## Task to complete
Find every line below with the string "data" and pick it out.

<<<<

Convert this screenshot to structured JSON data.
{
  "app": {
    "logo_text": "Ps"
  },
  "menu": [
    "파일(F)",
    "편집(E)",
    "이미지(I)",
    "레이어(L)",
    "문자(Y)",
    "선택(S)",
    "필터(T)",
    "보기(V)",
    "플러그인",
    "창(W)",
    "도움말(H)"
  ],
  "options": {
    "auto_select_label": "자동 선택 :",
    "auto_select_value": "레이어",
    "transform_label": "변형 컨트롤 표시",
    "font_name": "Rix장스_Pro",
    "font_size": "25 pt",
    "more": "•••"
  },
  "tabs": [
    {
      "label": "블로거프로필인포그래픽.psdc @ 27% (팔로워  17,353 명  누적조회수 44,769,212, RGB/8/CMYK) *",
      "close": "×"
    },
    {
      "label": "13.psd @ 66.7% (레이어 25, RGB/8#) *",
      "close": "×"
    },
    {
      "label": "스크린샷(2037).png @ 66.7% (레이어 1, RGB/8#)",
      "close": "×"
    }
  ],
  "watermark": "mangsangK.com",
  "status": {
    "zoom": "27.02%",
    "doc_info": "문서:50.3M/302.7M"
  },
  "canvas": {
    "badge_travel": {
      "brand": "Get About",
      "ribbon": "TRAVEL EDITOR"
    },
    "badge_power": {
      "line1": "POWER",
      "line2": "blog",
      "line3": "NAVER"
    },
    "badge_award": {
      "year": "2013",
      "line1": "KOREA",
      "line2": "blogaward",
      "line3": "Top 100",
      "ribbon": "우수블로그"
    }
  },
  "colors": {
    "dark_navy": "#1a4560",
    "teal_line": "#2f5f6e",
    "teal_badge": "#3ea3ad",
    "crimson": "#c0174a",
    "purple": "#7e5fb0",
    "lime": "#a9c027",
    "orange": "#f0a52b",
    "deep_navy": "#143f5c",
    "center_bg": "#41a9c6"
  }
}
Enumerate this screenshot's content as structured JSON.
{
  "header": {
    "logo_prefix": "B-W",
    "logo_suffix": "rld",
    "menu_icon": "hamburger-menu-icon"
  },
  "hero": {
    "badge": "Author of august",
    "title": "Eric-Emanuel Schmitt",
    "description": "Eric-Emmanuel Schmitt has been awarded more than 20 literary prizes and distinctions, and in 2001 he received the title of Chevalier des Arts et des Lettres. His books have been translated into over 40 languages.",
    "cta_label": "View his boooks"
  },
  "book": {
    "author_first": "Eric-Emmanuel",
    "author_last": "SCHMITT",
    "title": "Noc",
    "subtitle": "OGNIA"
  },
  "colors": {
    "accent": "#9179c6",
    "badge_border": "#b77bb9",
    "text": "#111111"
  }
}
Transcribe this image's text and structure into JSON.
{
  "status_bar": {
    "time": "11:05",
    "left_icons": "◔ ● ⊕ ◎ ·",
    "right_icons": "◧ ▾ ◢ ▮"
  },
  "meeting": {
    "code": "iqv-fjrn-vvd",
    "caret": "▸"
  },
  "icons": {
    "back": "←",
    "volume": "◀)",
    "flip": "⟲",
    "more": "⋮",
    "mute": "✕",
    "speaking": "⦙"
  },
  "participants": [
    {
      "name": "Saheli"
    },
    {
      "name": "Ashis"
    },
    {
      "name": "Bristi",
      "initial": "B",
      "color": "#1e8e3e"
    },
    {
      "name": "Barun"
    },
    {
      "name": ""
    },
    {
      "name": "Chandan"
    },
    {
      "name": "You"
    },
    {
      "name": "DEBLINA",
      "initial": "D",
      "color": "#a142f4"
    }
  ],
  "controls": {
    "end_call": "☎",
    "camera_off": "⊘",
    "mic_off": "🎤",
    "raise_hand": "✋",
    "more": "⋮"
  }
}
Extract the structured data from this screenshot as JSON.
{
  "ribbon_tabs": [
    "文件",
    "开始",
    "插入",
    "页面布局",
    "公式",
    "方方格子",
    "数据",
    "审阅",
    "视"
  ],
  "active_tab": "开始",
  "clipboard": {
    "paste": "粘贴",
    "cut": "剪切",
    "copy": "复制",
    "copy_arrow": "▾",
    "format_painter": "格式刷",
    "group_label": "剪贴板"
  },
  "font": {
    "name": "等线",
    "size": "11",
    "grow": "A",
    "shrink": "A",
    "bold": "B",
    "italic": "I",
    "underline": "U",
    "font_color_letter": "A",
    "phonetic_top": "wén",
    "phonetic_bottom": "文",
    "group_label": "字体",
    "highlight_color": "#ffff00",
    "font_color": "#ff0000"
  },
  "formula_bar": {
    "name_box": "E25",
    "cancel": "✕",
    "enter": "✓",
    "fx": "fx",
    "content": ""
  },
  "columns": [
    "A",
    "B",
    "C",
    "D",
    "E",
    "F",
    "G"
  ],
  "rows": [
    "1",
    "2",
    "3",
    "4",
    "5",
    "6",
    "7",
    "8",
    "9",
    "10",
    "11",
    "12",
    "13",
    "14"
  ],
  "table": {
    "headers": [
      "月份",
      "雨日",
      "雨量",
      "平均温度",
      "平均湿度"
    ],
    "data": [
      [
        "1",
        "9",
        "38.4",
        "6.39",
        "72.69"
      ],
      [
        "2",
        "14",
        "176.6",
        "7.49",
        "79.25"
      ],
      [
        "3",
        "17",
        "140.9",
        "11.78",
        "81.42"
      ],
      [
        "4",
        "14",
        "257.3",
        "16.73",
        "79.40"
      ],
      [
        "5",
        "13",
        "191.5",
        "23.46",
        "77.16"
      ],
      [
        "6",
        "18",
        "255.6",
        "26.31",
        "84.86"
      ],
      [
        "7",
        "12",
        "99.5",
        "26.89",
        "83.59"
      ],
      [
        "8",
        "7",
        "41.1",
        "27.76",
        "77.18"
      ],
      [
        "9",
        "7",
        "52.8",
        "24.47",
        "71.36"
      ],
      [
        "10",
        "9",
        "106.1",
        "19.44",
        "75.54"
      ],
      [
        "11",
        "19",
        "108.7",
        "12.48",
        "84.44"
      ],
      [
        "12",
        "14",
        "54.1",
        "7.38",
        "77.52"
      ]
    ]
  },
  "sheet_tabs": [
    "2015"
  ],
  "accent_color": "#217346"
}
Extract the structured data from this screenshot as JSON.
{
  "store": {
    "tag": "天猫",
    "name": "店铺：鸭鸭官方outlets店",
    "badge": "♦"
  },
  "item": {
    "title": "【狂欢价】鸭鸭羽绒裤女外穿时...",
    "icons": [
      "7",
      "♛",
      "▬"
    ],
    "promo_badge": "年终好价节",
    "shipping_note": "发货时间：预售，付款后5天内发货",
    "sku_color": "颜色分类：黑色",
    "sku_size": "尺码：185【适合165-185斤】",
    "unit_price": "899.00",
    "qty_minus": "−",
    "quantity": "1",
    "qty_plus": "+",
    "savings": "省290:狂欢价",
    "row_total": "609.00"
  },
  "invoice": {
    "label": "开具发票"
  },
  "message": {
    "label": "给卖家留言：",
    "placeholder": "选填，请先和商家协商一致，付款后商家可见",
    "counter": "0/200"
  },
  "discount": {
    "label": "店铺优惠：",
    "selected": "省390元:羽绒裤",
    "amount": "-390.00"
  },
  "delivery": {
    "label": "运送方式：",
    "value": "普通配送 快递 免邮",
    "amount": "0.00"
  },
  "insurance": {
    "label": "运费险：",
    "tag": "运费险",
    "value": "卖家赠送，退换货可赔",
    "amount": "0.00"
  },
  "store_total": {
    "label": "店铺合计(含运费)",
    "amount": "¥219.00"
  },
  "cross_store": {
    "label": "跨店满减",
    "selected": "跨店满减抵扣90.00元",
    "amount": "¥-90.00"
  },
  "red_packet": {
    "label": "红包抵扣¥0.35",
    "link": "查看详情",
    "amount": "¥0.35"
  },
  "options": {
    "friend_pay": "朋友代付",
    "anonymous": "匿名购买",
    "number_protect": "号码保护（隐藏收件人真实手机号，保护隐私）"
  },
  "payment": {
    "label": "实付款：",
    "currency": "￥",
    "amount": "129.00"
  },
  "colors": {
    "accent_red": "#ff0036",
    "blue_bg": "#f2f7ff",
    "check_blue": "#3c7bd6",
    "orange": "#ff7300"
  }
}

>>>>

## Your solution
Convert this screenshot to structured JSON data.
Extract the structured data from this screenshot as JSON.
    "data": [
Extract the structured data from this screenshot as JSON.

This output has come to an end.